Page and application data records
»»

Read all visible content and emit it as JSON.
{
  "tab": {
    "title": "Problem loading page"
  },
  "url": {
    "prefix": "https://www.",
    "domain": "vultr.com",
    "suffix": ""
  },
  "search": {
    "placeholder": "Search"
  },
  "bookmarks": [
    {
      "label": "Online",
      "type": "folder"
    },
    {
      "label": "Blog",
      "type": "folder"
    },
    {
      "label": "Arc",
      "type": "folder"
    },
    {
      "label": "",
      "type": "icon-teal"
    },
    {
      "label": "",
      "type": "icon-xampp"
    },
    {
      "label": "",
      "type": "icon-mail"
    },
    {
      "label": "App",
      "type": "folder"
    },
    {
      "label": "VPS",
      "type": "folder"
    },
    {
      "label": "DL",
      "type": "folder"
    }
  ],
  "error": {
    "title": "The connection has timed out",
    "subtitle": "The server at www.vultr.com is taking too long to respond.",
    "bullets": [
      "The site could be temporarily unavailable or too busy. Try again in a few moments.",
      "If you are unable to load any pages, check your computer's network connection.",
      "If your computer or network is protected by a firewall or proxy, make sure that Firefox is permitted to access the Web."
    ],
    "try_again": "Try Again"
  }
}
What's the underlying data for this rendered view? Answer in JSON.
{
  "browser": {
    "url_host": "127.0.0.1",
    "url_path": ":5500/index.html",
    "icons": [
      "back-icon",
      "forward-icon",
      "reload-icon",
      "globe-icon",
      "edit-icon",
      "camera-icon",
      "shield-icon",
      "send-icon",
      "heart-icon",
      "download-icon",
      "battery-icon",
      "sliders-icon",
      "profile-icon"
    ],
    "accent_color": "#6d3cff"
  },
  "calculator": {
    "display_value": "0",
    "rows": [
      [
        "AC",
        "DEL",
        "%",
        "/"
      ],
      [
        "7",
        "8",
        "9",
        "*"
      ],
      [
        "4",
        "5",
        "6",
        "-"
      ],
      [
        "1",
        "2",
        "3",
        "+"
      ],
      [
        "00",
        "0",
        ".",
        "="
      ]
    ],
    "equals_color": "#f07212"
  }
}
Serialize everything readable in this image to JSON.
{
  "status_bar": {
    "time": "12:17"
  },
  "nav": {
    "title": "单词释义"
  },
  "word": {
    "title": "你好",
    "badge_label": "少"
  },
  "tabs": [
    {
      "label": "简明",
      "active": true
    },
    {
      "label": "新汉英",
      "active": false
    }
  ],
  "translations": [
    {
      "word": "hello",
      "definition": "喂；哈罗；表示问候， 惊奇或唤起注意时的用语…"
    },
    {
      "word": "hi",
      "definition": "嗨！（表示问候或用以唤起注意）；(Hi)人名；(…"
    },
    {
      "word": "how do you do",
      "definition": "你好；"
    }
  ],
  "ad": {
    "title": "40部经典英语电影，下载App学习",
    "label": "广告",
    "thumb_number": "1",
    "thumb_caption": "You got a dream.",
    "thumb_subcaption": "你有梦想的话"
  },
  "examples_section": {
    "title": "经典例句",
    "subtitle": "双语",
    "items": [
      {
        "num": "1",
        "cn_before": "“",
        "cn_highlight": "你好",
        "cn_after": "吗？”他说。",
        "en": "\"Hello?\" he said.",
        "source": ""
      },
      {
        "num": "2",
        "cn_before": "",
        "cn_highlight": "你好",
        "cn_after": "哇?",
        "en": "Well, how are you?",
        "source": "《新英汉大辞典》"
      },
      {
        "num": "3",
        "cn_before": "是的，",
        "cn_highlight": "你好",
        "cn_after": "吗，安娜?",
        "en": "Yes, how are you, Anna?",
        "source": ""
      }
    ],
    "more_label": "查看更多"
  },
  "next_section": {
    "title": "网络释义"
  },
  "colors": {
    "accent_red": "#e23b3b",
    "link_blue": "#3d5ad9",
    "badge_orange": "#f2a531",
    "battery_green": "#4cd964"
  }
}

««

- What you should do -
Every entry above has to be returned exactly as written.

- Reply -
Read all visible content and emit it as JSON.
{
  "tab": {
    "title": "Problem loading page"
  },
  "url": {
    "prefix": "https://www.",
    "domain": "vultr.com",
    "suffix": ""
  },
  "search": {
    "placeholder": "Search"
  },
  "bookmarks": [
    {
      "label": "Online",
      "type": "folder"
    },
    {
      "label": "Blog",
      "type": "folder"
    },
    {
      "label": "Arc",
      "type": "folder"
    },
    {
      "label": "",
      "type": "icon-teal"
    },
    {
      "label": "",
      "type": "icon-xampp"
    },
    {
      "label": "",
      "type": "icon-mail"
    },
    {
      "label": "App",
      "type": "folder"
    },
    {
      "label": "VPS",
      "type": "folder"
    },
    {
      "label": "DL",
      "type": "folder"
    }
  ],
  "error": {
    "title": "The connection has timed out",
    "subtitle": "The server at www.vultr.com is taking too long to respond.",
    "bullets": [
      "The site could be temporarily unavailable or too busy. Try again in a few moments.",
      "If you are unable to load any pages, check your computer's network connection.",
      "If your computer or network is protected by a firewall or proxy, make sure that Firefox is permitted to access the Web."
    ],
    "try_again": "Try Again"
  }
}
What's the underlying data for this rendered view? Answer in JSON.
{
  "browser": {
    "url_host": "127.0.0.1",
    "url_path": ":5500/index.html",
    "icons": [
      "back-icon",
      "forward-icon",
      "reload-icon",
      "globe-icon",
      "edit-icon",
      "camera-icon",
      "shield-icon",
      "send-icon",
      "heart-icon",
      "download-icon",
      "battery-icon",
      "sliders-icon",
      "profile-icon"
    ],
    "accent_color": "#6d3cff"
  },
  "calculator": {
    "display_value": "0",
    "rows": [
      [
        "AC",
        "DEL",
        "%",
        "/"
      ],
      [
        "7",
        "8",
        "9",
        "*"
      ],
      [
        "4",
        "5",
        "6",
        "-"
      ],
      [
        "1",
        "2",
        "3",
        "+"
      ],
      [
        "00",
        "0",
        ".",
        "="
      ]
    ],
    "equals_color": "#f07212"
  }
}
Serialize everything readable in this image to JSON.
{
  "status_bar": {
    "time": "12:17"
  },
  "nav": {
    "title": "单词释义"
  },
  "word": {
    "title": "你好",
    "badge_label": "少"
  },
  "tabs": [
    {
      "label": "简明",
      "active": true
    },
    {
      "label": "新汉英",
      "active": false
    }
  ],
  "translations": [
    {
      "word": "hello",
      "definition": "喂；哈罗；表示问候， 惊奇或唤起注意时的用语…"
    },
    {
      "word": "hi",
      "definition": "嗨！（表示问候或用以唤起注意）；(Hi)人名；(…"
    },
    {
      "word": "how do you do",
      "definition": "你好；"
    }
  ],
  "ad": {
    "title": "40部经典英语电影，下载App学习",
    "label": "广告",
    "thumb_number": "1",
    "thumb_caption": "You got a dream.",
    "thumb_subcaption": "你有梦想的话"
  },
  "examples_section": {
    "title": "经典例句",
    "subtitle": "双语",
    "items": [
      {
        "num": "1",
        "cn_before": "“",
        "cn_highlight": "你好",
        "cn_after": "吗？”他说。",
        "en": "\"Hello?\" he said.",
        "source": ""
      },
      {
        "num": "2",
        "cn_before": "",
        "cn_highlight": "你好",
        "cn_after": "哇?",
        "en": "Well, how are you?",
        "source": "《新英汉大辞典》"
      },
      {
        "num": "3",
        "cn_before": "是的，",
        "cn_highlight": "你好",
        "cn_after": "吗，安娜?",
        "en": "Yes, how are you, Anna?",
        "source": ""
      }
    ],
    "more_label": "查看更多"
  },
  "next_section": {
    "title": "网络释义"
  },
  "colors": {
    "accent_red": "#e23b3b",
    "link_blue": "#3d5ad9",
    "badge_orange": "#f2a531",
    "battery_green": "#4cd964"
  }
}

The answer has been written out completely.